- [EXERCISE PROMPT]: Copy the data exactly. Images are to be left out.

==============================

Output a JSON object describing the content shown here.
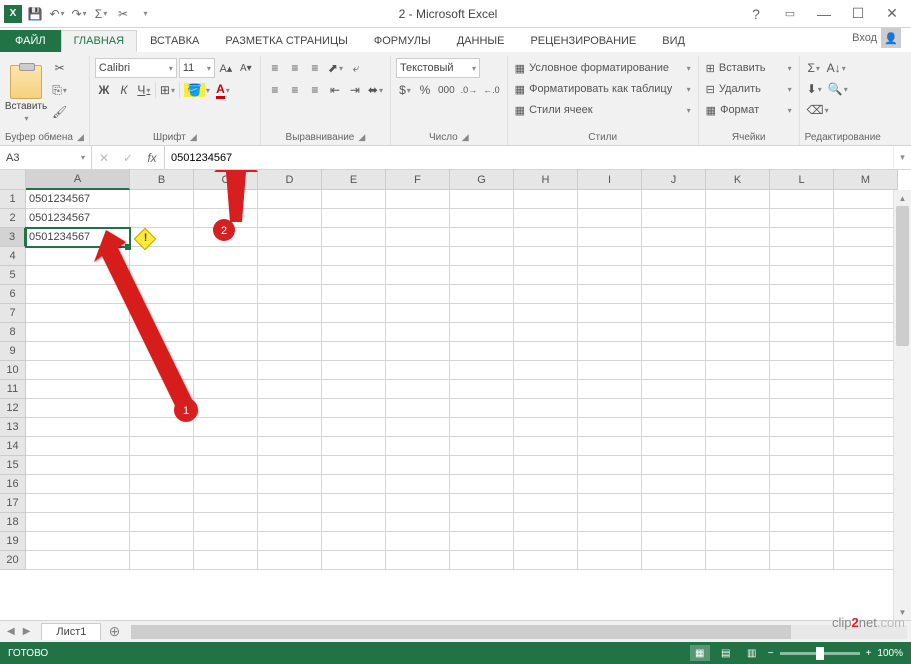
{
  "title": "2 - Microsoft Excel",
  "tabs": {
    "file": "ФАЙЛ",
    "home": "ГЛАВНАЯ",
    "insert": "ВСТАВКА",
    "layout": "РАЗМЕТКА СТРАНИЦЫ",
    "formulas": "ФОРМУЛЫ",
    "data": "ДАННЫЕ",
    "review": "РЕЦЕНЗИРОВАНИЕ",
    "view": "ВИД",
    "login": "Вход"
  },
  "ribbon": {
    "clipboard": {
      "paste": "Вставить",
      "label": "Буфер обмена"
    },
    "font": {
      "name": "Calibri",
      "size": "11",
      "bold": "Ж",
      "italic": "К",
      "underline": "Ч",
      "label": "Шрифт"
    },
    "alignment": {
      "label": "Выравнивание"
    },
    "number": {
      "format": "Текстовый",
      "label": "Число"
    },
    "styles": {
      "cond": "Условное форматирование",
      "table": "Форматировать как таблицу",
      "cell": "Стили ячеек",
      "label": "Стили"
    },
    "cells": {
      "insert": "Вставить",
      "delete": "Удалить",
      "format": "Формат",
      "label": "Ячейки"
    },
    "editing": {
      "label": "Редактирование"
    }
  },
  "namebox": "A3",
  "formula": "0501234567",
  "columns": [
    "A",
    "B",
    "C",
    "D",
    "E",
    "F",
    "G",
    "H",
    "I",
    "J",
    "K",
    "L",
    "M"
  ],
  "rows": [
    "1",
    "2",
    "3",
    "4",
    "5",
    "6",
    "7",
    "8",
    "9",
    "10",
    "11",
    "12",
    "13",
    "14",
    "15",
    "16",
    "17",
    "18",
    "19",
    "20"
  ],
  "cells": {
    "A1": "0501234567",
    "A2": "0501234567",
    "A3": "0501234567"
  },
  "selected": {
    "col": "A",
    "row": "3"
  },
  "annotations": {
    "callout1": "1",
    "callout2": "2"
  },
  "sheet": "Лист1",
  "status": "ГОТОВО",
  "zoom": "100%",
  "watermark_parts": [
    "clip",
    "2",
    "net",
    ".com"
  ]
}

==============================

- [ANSWER SECTION]:
Output a JSON object describing the content shown here.
{
  "title": "2 - Microsoft Excel",
  "tabs": {
    "file": "ФАЙЛ",
    "home": "ГЛАВНАЯ",
    "insert": "ВСТАВКА",
    "layout": "РАЗМЕТКА СТРАНИЦЫ",
    "formulas": "ФОРМУЛЫ",
    "data": "ДАННЫЕ",
    "review": "РЕЦЕНЗИРОВАНИЕ",
    "view": "ВИД",
    "login": "Вход"
  },
  "ribbon": {
    "clipboard": {
      "paste": "Вставить",
      "label": "Буфер обмена"
    },
    "font": {
      "name": "Calibri",
      "size": "11",
      "bold": "Ж",
      "italic": "К",
      "underline": "Ч",
      "label": "Шрифт"
    },
    "alignment": {
      "label": "Выравнивание"
    },
    "number": {
      "format": "Текстовый",
      "label": "Число"
    },
    "styles": {
      "cond": "Условное форматирование",
      "table": "Форматировать как таблицу",
      "cell": "Стили ячеек",
      "label": "Стили"
    },
    "cells": {
      "insert": "Вставить",
      "delete": "Удалить",
      "format": "Формат",
      "label": "Ячейки"
    },
    "editing": {
      "label": "Редактирование"
    }
  },
  "namebox": "A3",
  "formula": "0501234567",
  "columns": [
    "A",
    "B",
    "C",
    "D",
    "E",
    "F",
    "G",
    "H",
    "I",
    "J",
    "K",
    "L",
    "M"
  ],
  "rows": [
    "1",
    "2",
    "3",
    "4",
    "5",
    "6",
    "7",
    "8",
    "9",
    "10",
    "11",
    "12",
    "13",
    "14",
    "15",
    "16",
    "17",
    "18",
    "19",
    "20"
  ],
  "cells": {
    "A1": "0501234567",
    "A2": "0501234567",
    "A3": "0501234567"
  },
  "selected": {
    "col": "A",
    "row": "3"
  },
  "annotations": {
    "callout1": "1",
    "callout2": "2"
  },
  "sheet": "Лист1",
  "status": "ГОТОВО",
  "zoom": "100%",
  "watermark_parts": [
    "clip",
    "2",
    "net",
    ".com"
  ]
}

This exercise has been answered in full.